On July 25th, 2022, pope Francis apologized Canada's Indigenous peoples on their land for the Church's role in residential schools where Indigenous children were starved, beaten for speaking their Indigenous languages, violently and sexually abused, endured various forms of forced cultural assimilation such as mandatory Christianization, plus more in what Canada's Truth and Reconciliation Commission called cultural genocide.
The address to the First Nations, Metis and Inuit people was the first apology on Canadian soil by the pope as a part of tour to heal deep wounds that rose to the fore after the discovery of unmarked graves at residential schools last year. It is estimated that between 1881 and 1996 more than 150,000 Indigenous children were separated from their families and brought to residential schools that were sanctioned by the Canadian government and operated by various Christian missionaries.
In the United States, Native American nations, communities, and families endure a similar fate as Indigenous peoples in Canada. Beginning with the Indian Civilization Act Fund of March 3, 1819, and the Peace Policy of 1869, and with the urging of several denominations of the Christian Church, the U.S. government adopted an Indian Boarding School Policy intended to implement cultural genocide against all Indigenous peoples. Between 1869 and the 1960s, hundreds of thousands of Native American children were forcefully removed from their homes and families and placed in boarding schools operated by the federal government and the churches. And, by 1926, nearly 83% of Indian school-age children were attending boarding schools.
There has been a lot of discussions and reactions to the pope's apology, but what does the pope's apology mean for Indigenous peoples and for California Indigenous peoples? What is the Vatican's role in the creation of the Mission System? Will the Vatican do more besides apologize, ask for forgiveness, or will there be substantial actions holding the Vatican accountable for its violent colonial legacy of cultural genocide still impacting Indigenous peoples today?
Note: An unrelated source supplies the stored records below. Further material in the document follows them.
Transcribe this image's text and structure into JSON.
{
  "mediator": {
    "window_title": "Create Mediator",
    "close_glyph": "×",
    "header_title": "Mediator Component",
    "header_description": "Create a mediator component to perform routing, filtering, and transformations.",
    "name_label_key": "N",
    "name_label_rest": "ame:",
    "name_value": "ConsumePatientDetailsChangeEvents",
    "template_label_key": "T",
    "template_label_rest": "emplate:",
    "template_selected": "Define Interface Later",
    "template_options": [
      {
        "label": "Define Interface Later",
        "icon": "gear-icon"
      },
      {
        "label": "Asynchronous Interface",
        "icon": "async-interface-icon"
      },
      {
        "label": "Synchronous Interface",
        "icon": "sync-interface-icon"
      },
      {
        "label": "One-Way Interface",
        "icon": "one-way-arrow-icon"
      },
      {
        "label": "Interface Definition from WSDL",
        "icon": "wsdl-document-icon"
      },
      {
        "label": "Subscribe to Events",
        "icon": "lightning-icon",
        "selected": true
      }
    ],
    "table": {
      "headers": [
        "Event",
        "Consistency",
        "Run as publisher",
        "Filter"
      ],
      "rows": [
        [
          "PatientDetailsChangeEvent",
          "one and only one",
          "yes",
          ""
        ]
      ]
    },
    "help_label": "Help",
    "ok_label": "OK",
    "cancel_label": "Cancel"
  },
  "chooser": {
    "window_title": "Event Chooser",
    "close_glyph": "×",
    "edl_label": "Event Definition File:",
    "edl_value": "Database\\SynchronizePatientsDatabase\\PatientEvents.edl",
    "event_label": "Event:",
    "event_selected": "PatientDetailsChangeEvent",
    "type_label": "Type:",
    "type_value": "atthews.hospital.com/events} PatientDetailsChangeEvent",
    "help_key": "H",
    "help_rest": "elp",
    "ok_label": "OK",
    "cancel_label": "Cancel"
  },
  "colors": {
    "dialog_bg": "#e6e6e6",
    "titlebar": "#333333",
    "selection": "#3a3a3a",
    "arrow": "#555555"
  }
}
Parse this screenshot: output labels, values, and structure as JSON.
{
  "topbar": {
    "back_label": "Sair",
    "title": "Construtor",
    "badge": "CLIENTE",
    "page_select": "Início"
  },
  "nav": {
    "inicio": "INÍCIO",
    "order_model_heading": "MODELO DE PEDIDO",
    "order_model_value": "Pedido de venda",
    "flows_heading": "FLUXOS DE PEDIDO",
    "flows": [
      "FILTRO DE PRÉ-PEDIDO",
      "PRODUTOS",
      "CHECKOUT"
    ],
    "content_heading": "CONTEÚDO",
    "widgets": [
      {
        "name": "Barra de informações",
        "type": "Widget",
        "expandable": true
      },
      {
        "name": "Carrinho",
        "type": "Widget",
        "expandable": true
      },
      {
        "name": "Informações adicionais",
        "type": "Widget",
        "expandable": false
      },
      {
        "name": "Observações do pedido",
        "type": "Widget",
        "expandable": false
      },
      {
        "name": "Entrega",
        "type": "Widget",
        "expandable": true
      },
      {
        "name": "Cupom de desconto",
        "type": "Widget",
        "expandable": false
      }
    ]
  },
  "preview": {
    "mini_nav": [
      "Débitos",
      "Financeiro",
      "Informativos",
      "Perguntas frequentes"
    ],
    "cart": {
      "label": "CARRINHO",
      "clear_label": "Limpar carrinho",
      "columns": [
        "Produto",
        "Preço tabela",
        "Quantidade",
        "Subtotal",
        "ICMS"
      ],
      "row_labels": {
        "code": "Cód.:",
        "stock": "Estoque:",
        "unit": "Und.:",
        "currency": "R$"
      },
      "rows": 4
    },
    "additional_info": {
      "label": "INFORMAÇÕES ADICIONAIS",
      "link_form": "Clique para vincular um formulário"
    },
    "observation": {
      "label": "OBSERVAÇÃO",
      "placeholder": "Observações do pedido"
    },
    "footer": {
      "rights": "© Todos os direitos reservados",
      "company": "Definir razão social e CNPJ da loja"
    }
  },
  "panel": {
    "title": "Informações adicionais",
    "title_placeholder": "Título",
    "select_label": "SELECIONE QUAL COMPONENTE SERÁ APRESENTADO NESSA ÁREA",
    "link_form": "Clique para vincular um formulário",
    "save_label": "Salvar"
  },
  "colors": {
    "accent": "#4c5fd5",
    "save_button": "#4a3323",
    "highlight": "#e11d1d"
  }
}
Tune for an in-depth interview regarding a California Indigenous perspective on pope Francis recent apology.
Dr. Dena Dart, Coastal Band of the Chumash Nation, is the former curator of the Native American Collection at Portland Art Museum, and the founder of Live Oak Museum Consulting in Eugene, Oregon, an organization committed to reshaping museum narratives and assisting institutions in their efforts to be more accountable and responsive to Native communities.